[Aim of the task]: Below are the records; reproduce all of them exactly but without any images.

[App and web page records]
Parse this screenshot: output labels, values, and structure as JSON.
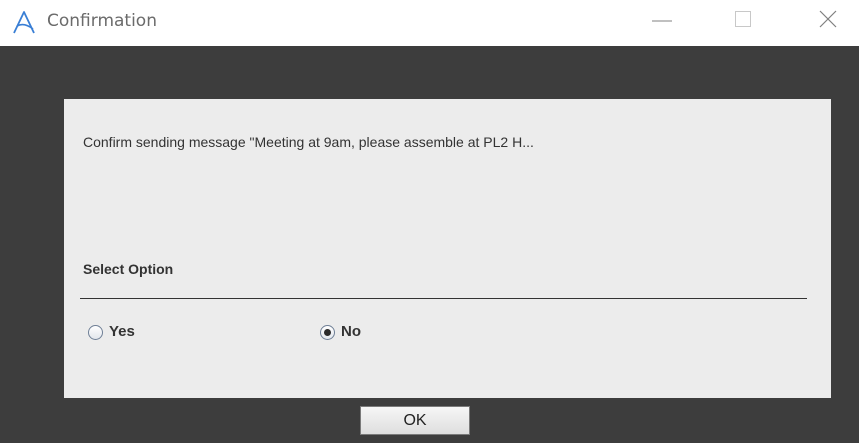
{
  "window": {
    "title": "Confirmation"
  },
  "dialog": {
    "message": "Confirm sending message \"Meeting at 9am, please assemble at PL2 H...",
    "section_label": "Select Option",
    "options": [
      {
        "label": "Yes",
        "selected": false
      },
      {
        "label": "No",
        "selected": true
      }
    ],
    "ok_label": "OK"
  },
  "colors": {
    "content_background": "#3d3d3d",
    "panel_background": "#ececec",
    "accent": "#3a7fd5"
  }
}
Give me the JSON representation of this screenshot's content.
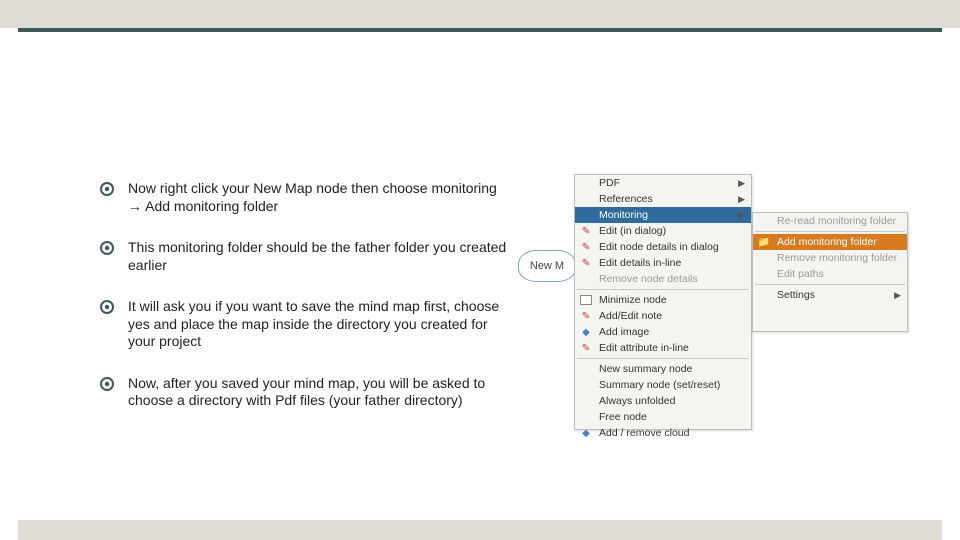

[Reply to the exercise]:
Parse this screenshot: output labels, values, and structure as JSON.
{
  "window": {
    "title": "Confirmation"
  },
  "dialog": {
    "message": "Confirm sending message \"Meeting at 9am, please assemble at PL2 H...",
    "section_label": "Select Option",
    "options": [
      {
        "label": "Yes",
        "selected": false
      },
      {
        "label": "No",
        "selected": true
      }
    ],
    "ok_label": "OK"
  },
  "colors": {
    "content_background": "#3d3d3d",
    "panel_background": "#ececec",
    "accent": "#3a7fd5"
  }
}
Give me the JSON representation of this screenshot's content.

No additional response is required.